PROMPT
Copy out all lines of the records in which the word "label" appears.

*** DATA RECORDS Section Begins ***

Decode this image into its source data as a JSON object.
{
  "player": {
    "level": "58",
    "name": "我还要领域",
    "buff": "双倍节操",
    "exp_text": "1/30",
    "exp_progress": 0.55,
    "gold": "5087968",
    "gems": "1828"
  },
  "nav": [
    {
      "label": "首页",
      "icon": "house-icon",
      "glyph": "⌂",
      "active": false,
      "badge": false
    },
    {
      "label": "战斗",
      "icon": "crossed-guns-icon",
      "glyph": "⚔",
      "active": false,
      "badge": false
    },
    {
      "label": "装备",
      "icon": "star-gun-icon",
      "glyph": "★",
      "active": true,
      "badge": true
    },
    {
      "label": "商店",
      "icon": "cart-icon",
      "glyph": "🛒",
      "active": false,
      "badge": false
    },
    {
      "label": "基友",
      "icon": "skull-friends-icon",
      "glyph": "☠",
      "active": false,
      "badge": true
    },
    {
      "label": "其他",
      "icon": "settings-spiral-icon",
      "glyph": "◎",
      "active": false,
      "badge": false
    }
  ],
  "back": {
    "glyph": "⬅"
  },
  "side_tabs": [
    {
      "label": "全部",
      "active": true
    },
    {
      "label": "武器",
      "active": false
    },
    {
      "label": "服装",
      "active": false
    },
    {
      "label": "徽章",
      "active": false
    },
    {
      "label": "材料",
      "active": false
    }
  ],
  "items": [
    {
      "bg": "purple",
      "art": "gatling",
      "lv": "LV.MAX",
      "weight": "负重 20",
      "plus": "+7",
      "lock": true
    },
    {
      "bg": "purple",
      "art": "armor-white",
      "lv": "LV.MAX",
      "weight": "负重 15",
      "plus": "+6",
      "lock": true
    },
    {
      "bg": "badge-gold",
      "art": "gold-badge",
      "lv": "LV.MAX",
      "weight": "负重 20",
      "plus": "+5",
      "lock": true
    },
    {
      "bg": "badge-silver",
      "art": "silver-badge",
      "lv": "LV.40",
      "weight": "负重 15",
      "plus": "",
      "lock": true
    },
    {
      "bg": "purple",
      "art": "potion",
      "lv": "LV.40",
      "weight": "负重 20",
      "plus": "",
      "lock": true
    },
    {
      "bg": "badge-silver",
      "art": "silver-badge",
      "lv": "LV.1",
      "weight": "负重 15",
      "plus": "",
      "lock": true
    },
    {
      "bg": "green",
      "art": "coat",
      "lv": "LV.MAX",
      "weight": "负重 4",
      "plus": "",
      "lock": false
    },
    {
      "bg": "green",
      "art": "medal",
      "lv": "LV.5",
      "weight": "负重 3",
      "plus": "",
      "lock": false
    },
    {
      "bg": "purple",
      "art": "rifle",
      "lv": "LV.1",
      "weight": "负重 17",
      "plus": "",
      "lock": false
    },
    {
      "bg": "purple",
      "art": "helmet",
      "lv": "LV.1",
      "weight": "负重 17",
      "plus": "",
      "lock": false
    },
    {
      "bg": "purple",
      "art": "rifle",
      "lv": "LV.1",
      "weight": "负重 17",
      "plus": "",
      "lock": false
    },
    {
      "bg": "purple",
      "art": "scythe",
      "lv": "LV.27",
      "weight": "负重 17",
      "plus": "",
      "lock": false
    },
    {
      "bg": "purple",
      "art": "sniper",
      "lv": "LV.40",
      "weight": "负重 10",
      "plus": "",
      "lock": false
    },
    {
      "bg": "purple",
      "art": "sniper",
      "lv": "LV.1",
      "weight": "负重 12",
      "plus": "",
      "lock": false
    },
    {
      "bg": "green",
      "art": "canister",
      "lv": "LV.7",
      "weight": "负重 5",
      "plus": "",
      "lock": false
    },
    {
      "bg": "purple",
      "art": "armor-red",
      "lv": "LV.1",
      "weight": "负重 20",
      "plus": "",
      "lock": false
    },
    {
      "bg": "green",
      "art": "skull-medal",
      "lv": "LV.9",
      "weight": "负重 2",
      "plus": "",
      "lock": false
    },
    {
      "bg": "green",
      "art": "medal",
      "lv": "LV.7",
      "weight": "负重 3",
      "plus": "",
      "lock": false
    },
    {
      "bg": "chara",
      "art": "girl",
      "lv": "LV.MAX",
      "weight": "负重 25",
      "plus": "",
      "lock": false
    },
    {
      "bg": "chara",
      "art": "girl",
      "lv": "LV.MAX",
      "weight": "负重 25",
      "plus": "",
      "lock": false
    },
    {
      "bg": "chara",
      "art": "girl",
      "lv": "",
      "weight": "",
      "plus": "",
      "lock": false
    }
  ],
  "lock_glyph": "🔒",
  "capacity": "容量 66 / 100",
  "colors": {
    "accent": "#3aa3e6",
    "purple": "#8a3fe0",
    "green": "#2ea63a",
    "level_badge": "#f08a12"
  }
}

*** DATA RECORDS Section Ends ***

RESULT FOR THIS EXERCISE
      "label": "首页",
      "label": "战斗",
      "label": "装备",
      "label": "商店",
      "label": "基友",
      "label": "其他",
      "label": "全部",
      "label": "武器",
      "label": "服装",
      "label": "徽章",
      "label": "材料",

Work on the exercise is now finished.